Louise Mary Garand of Hancock, N.H. died on May 3 at her home, surrounded by her loving family. She was 90.
She was born on Jan. 27, 1923, in New Bedford to Frank Clifford Kelley and Violet May Cowling-Kelley. She was the only daughter with five brothers. Louise was raised in Edgartown. There she met her husband of 72 years, Albert Leo Garand, an Island shepherd with a flock of 2,000 sheep. They married in 1941. While living on the Vineyard, Louise spent many days with her older brother Robert W. Kelley and his wife, Dot. She had fond memories of those days. One of her favorite stories was retelling the tale of when the house where they were all staying got wired for electricity. As a thank you, the electric company offered a choice of appliances: an electric iron or an electric waffle maker. They immediately chose the waffle maker!
World War II brought perhaps Louise’s saddest moment when she received news that her beloved brother, John Darrow Kelley, was missing in action. Her love and devotion for him stayed true until her final day.
For the past 67 years, Louise and her husband had lived in Hancock, N.H. They raised seven children together: Albert (now deceased), Laura Paradis, Nancy Driscoll, Phyllis Somes, John, and twins Betsey and Brenda.
In Hancock, Louise was a stay-at-home mother who delighted in baking goodies for her children to have after school. Living on a family farm had the advantage of having fresh cream, butter and vegetables. Louise spent countless hours in the kitchen canning the garden’s harvest for her family. Jellies and pickles were what the children enjoyed most.

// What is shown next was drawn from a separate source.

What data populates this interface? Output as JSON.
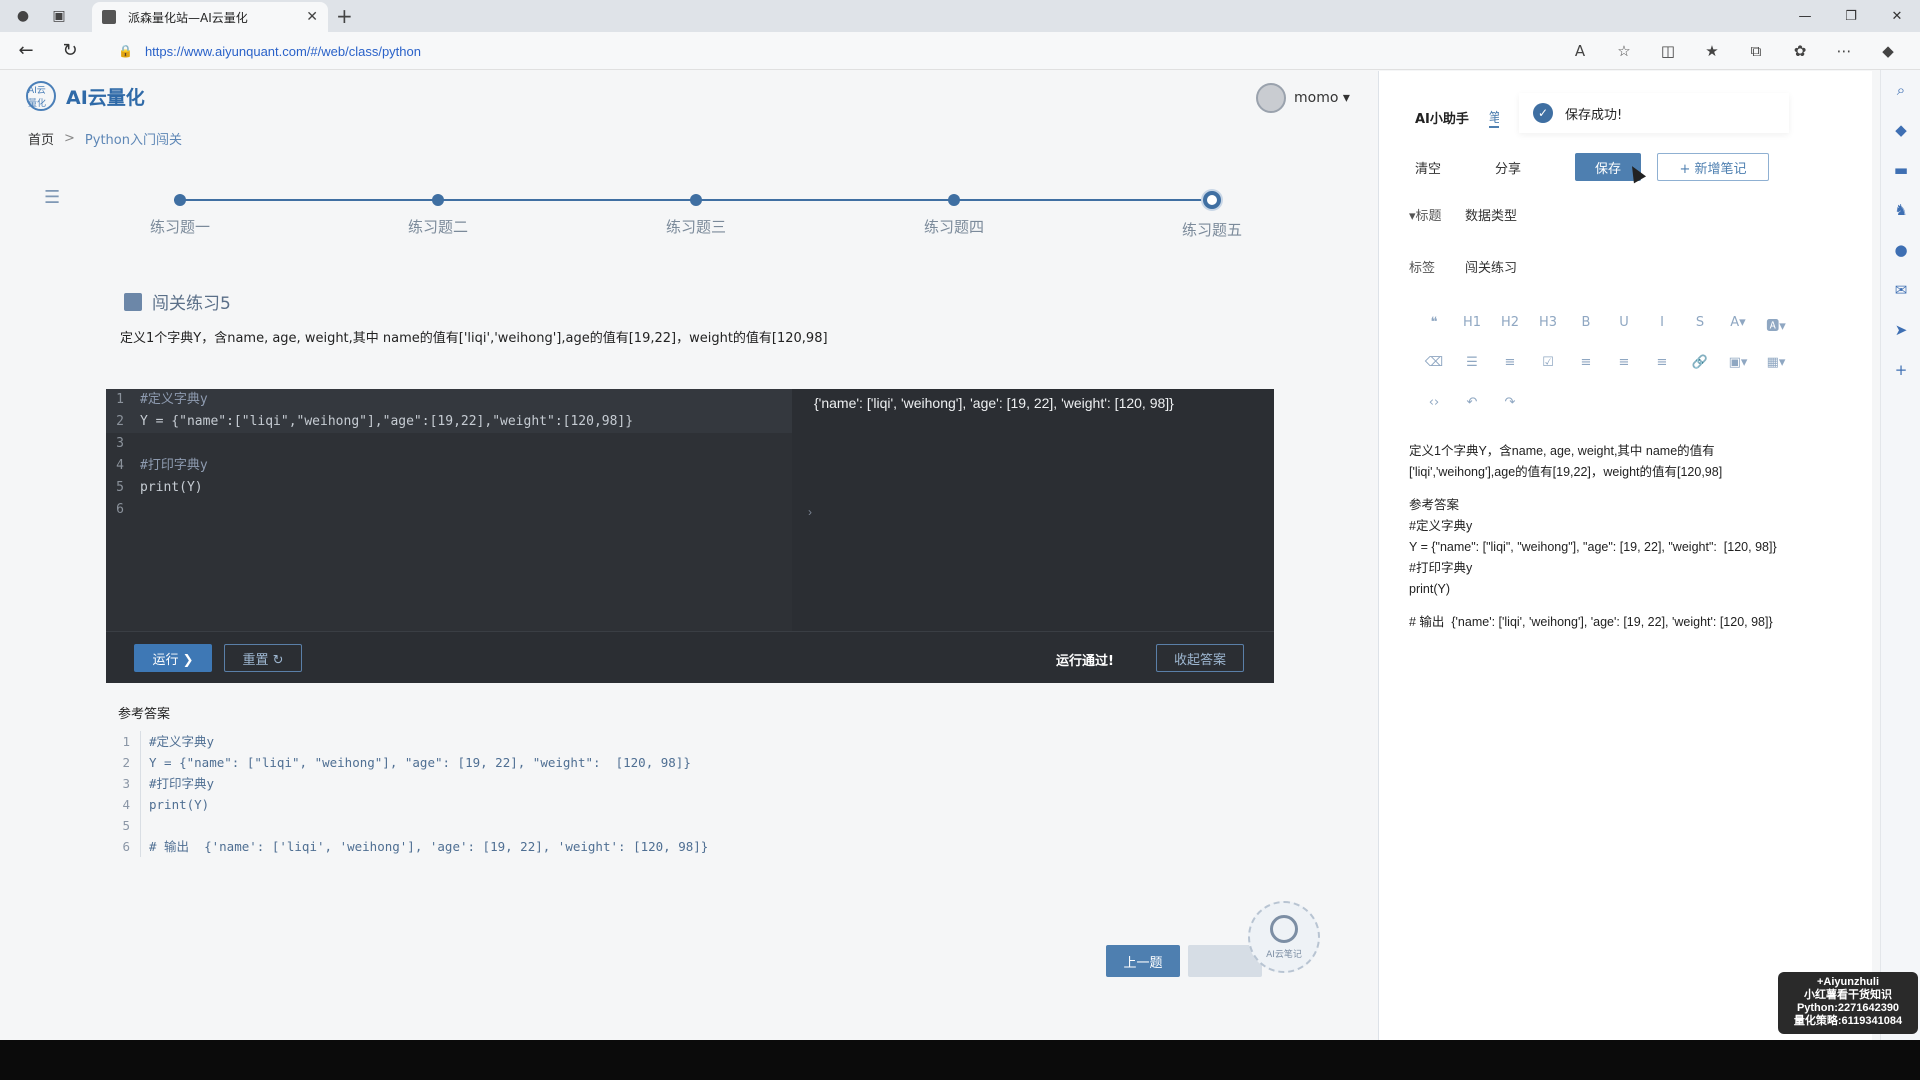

Louise learned to sew at a young age from her mother who was a seamstress. Before she had the luxury of having a sewing machine, Louise would sit on her bed as a young teenager, cutting squares of cloth given to her by her neighbors and hand stitching a quilt. She made sure that all of her children knew how to use a sewing machine and needle and thread. For many years, she lead a 4-H sewing group in Hancock. Decades later, her heart was warmed by a former student who told Louise that her enthusiasm kept her interested in sewing.
Louise was also a huge supporter of the arts. When her younger children, John, Betsey, and Brenda, all chose to pursue careers in the arts, Louise encouraged them. In her later years, her own art was knitting. She knitted many sweaters, mittens, ornaments and other surprises for her children, grandchildren, nieces and nephews. Each gift unwrapped was an absolute delight which is treasured to this day.
She was an avid sports fan and loved the Boston Red Sox and Celtics. She spent many hours with her dear friend and fellow sports enthusiast Paul Lavoie Jr. discussing sports history, facts and strategies.
Louise endured a number of strokes, and the unwavering love and devotion of her daughters Betsey, Brenda and Nancy made it possible for her to spend her last days in her Hancock home. Her many kind and loving caregivers included Deb Carr and Brigitte Leger, longtime family friends Mary Wakeman and Dickie Patton and neighbors Jarvis and Bobbie Coffin and Sy Montgomery and Howard Mansfield.
In addition to her husband Albert, her children and their families including sons in law René Meyer and Mike Driscoll, Louise is survived by her beloved brother Robert Kelley of Edgartown, his daughter Shirley Cioffi and family, and many other nieces and nephews including Janet Edwards of Antrim and Laura, Kelley and Alexandra Akerley of Hancock. Her grandchildren are Jessica Mansell and her partner Jim, Michelle and Christopher Nye and Erik and Jenny Simonetta. Her great-grandchildren are Tyler and Samantha Mansell, Patrick, Gabrielle, and Nicholas Nye and Ava and Lucas Simonetta. Louise also was the adopted grandmother of the Surette girls, Heidi, Amy and Julie. She will be greatly missed by all who knew and loved her including her granddogs, Mig, Mouton and Snow.
According to her wishes, there will be no funeral ceremony.
Jellison Funeral Home is assisting the family with arrangements. Please visit jellisonfuneralhome.com.